The police chief said the negligence of Aman's security was to blame. He said Aman's death was shocking and that it meant a great loss for Kunduz.

The province's governor Muhammad Anwar Jigdalek told DW he was greatly dismayed over the death of Aman and accused the Taliban of carrying out the attack, who he says do not want to see free elections in the country.

Shortly after the attack, the Taliban claimed responsibility. And last month, Taliban leader Mullah Omar publically spoke out against the elections.

German withdrawal

Jigdalek said the attack was not a political one - that Aman was no politician, but instead an organizer of free elections at the behest of the Afghan people. He added that the province security forces did not have the proper technical equipment to thwart such attacks.

Afghan journalists in Kabul, demonstrate for their rights (Photo: Hussain Sirat /DW)

Here, journalists demonstrate to demand protection; their security is also in jeopardy.

"We are doing our best, but that is not enough," he said. "The general security situation is ok but we are hardly able to deal with terrorism or suicide attacks. Our own security forces have nonetheless said they would take up this case and bring the perpetrators to justice."

According to information provided by a local DW correspondent, the Taliban were already active in three of the province's districts: Imam Saheb and Dashte Archi in the north and Char Darah in the west. He said at least 300 Taliban fighters were operating there already. In the past two weeks, there had already been fights between the militants and government forces.

The most recent attack took place in Kunduz city, where the German army or Bundeswehr is stationed.

In just a few weeks, the Bundeswehr will withdraw from the province and hand over the task of providing security in the region to the Afghan army and police.

The governor is worried that the situation might deteriorate. "Our foreign partners - the Germans - have not provided us any technical means in the areas of intelligence. That is a big problem for us. They are moving to Mazar-e Sharif, despite the fact that we need them here."

Potential impact on elections

Noor Mohammad Noor, spokesperson of the head of the Independent Election Commission in Kabul, emphasized that without security, the election would not be able to be carried out properly.

"We are working hard to conduct the election in a good environment," Noor told DW: "We had a clear message to President Hamid Karzai to address Afghan security situation during the election.

But there are doubts among Afghans that the government is capable of providing adequate protection to its people.

A picture dated 24 April 2009 shows armed Pakistani Talibans leaving Buner district adjacent to Swat valley Pakistan where Pakistani forces have been engaged in an operation against the Taliban. (Photo: EPA/RASHID IQBAL)

Many Afghans are worried the Taliban will take over when foreign forces withdrawal

One Kunduz resident, who goes by the name of Sakhidad, said: "People are unhappy with the worsening security situation.

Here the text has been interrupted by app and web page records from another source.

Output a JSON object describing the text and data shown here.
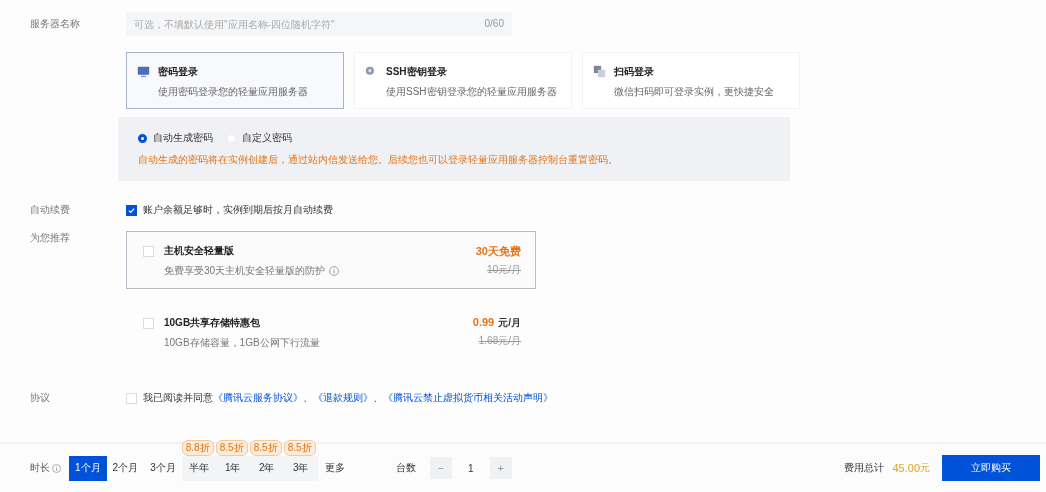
{
  "server_name": {
    "label": "服务器名称",
    "placeholder": "可选，不填默认使用\"应用名称-四位随机字符\"",
    "counter": "0/60"
  },
  "login_methods": [
    {
      "kind": "password",
      "title": "密码登录",
      "description": "使用密码登录您的轻量应用服务器",
      "selected": true
    },
    {
      "kind": "ssh",
      "title": "SSH密钥登录",
      "description": "使用SSH密钥登录您的轻量应用服务器",
      "selected": false
    },
    {
      "kind": "qrcode",
      "title": "扫码登录",
      "description": "微信扫码即可登录实例，更快捷安全",
      "selected": false
    }
  ],
  "password": {
    "options": [
      {
        "label": "自动生成密码",
        "selected": true
      },
      {
        "label": "自定义密码",
        "selected": false
      }
    ],
    "hint": "自动生成的密码将在实例创建后，通过站内信发送给您。后续您也可以登录轻量应用服务器控制台重置密码。"
  },
  "auto_renew": {
    "label": "自动续费",
    "checked": true,
    "text": "账户余额足够时，实例到期后按月自动续费"
  },
  "recommend": {
    "label": "为您推荐",
    "items": [
      {
        "title": "主机安全轻量版",
        "description": "免费享受30天主机安全轻量版的防护",
        "info": true,
        "price": "30天免费",
        "original_price": "10元/月",
        "checked": false,
        "highlighted": true
      },
      {
        "title": "10GB共享存储特惠包",
        "description": "10GB存储容量，1GB公网下行流量",
        "info": false,
        "price": "0.99",
        "unit": "元/月",
        "original_price": "1.68元/月",
        "checked": false,
        "highlighted": false
      }
    ]
  },
  "agreement": {
    "label": "协议",
    "checked": false,
    "parts": [
      {
        "kind": "text",
        "text": "我已阅读并同意"
      },
      {
        "kind": "link",
        "text": "《腾讯云服务协议》"
      },
      {
        "kind": "text",
        "text": "、"
      },
      {
        "kind": "link",
        "text": "《退款规则》"
      },
      {
        "kind": "text",
        "text": "、"
      },
      {
        "kind": "link",
        "text": "《腾讯云禁止虚拟货币相关活动声明》"
      }
    ]
  },
  "footer": {
    "duration_label": "时长",
    "durations": [
      {
        "label": "1个月",
        "selected": true
      },
      {
        "label": "2个月",
        "selected": false
      },
      {
        "label": "3个月",
        "selected": false
      },
      {
        "label": "半年",
        "badge": "8.8折",
        "selected": false
      },
      {
        "label": "1年",
        "badge": "8.5折",
        "selected": false
      },
      {
        "label": "2年",
        "badge": "8.5折",
        "selected": false
      },
      {
        "label": "3年",
        "badge": "8.5折",
        "selected": false
      },
      {
        "label": "更多",
        "selected": false
      }
    ],
    "quantity_label": "台数",
    "decrement": "−",
    "quantity": "1",
    "increment": "+",
    "total_label": "费用总计",
    "total": "45.00",
    "currency": "元",
    "buy_button": "立即购买"
  }
}
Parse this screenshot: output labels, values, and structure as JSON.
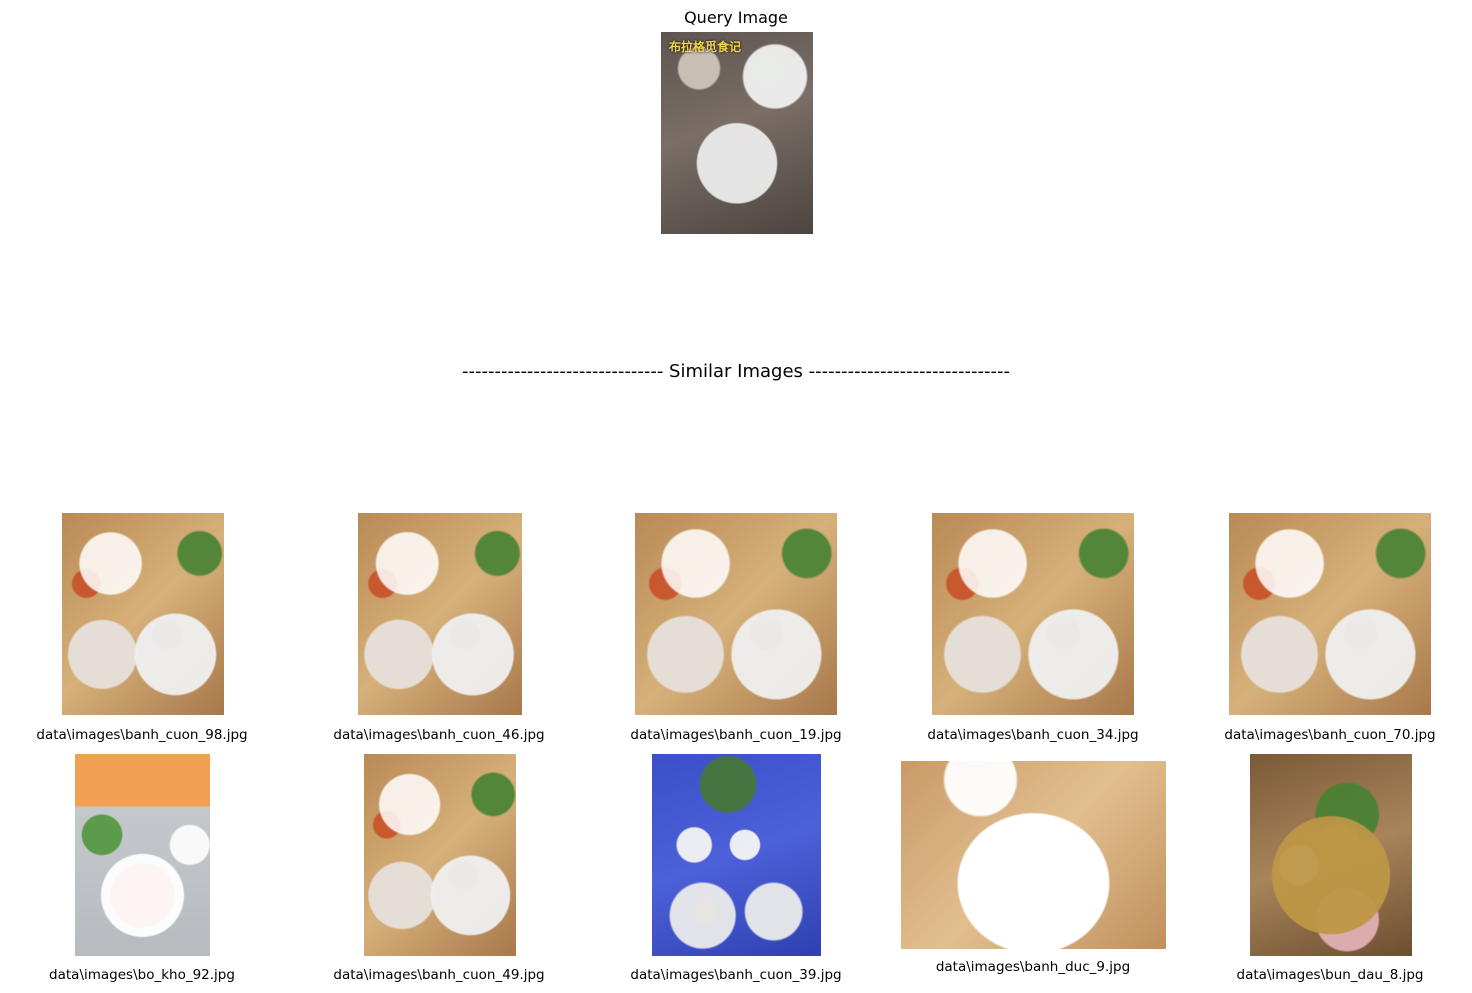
{
  "query": {
    "title": "Query Image",
    "overlay_text": "布拉格觅食记"
  },
  "section_title": "------------------------------- Similar Images -------------------------------",
  "results": [
    {
      "caption": "data\\images\\banh_cuon_98.jpg"
    },
    {
      "caption": "data\\images\\banh_cuon_46.jpg"
    },
    {
      "caption": "data\\images\\banh_cuon_19.jpg"
    },
    {
      "caption": "data\\images\\banh_cuon_34.jpg"
    },
    {
      "caption": "data\\images\\banh_cuon_70.jpg"
    },
    {
      "caption": "data\\images\\bo_kho_92.jpg"
    },
    {
      "caption": "data\\images\\banh_cuon_49.jpg"
    },
    {
      "caption": "data\\images\\banh_cuon_39.jpg"
    },
    {
      "caption": "data\\images\\banh_duc_9.jpg"
    },
    {
      "caption": "data\\images\\bun_dau_8.jpg"
    }
  ]
}
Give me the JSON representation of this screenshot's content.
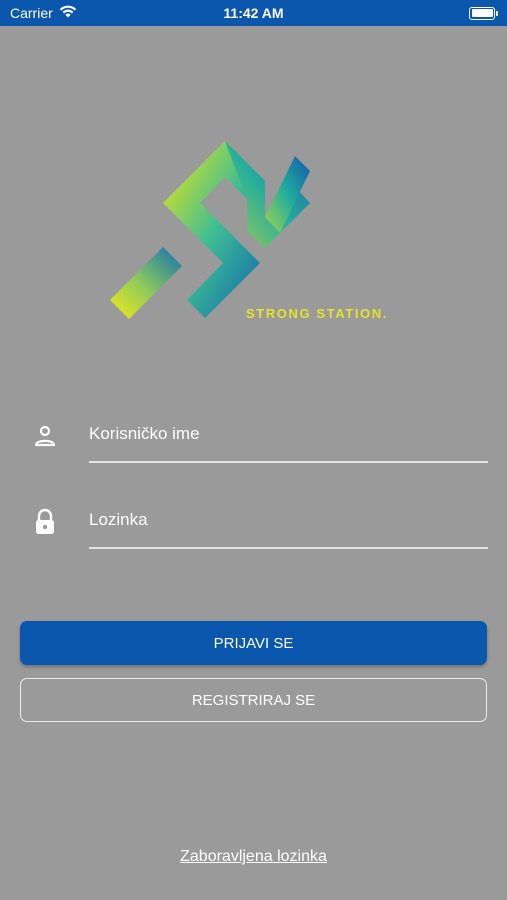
{
  "status_bar": {
    "carrier": "Carrier",
    "time": "11:42 AM"
  },
  "brand": {
    "name": "STRONG STATION.",
    "text_color": "#e6e32a"
  },
  "form": {
    "username_placeholder": "Korisničko ime",
    "password_placeholder": "Lozinka"
  },
  "buttons": {
    "login_label": "PRIJAVI SE",
    "register_label": "REGISTRIRAJ SE"
  },
  "links": {
    "forgot_password": "Zaboravljena lozinka"
  },
  "colors": {
    "primary": "#0a57ad",
    "background": "#9a9a9a"
  },
  "icons": {
    "username": "person-icon",
    "password": "lock-icon"
  }
}
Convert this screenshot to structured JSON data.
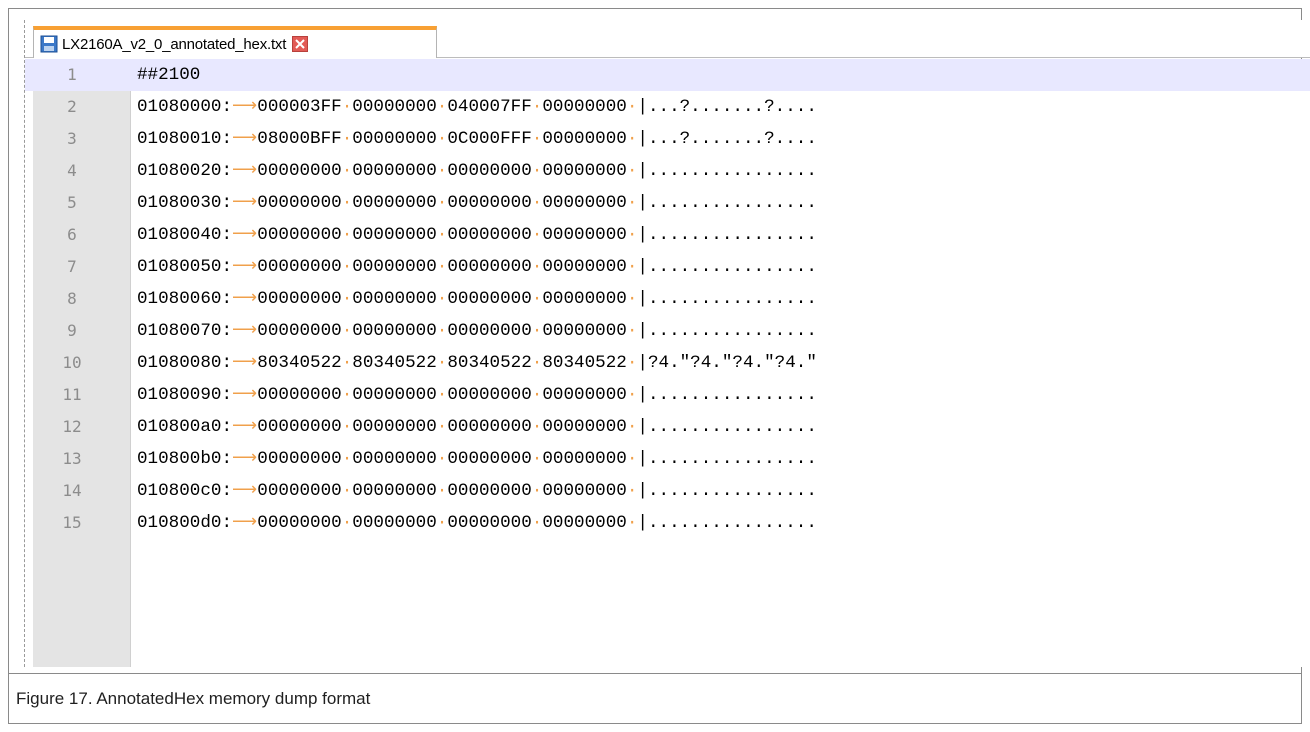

No one can lead a quiet life here." The teacher, in his mid-20s, said he was sceptical the elections would take place properly. He demands the government bring the security situation under control as soon as possible.

Poor security is likely to be an obstacle for ordinary Afghans to go to the polls; there are still not enough female officers who will be able to carry out security checks for women at the polling sites. Furthermore, the lack of proper infrastrure could make it difficult for a number of Afghans to reach the polling stations.

DW recommends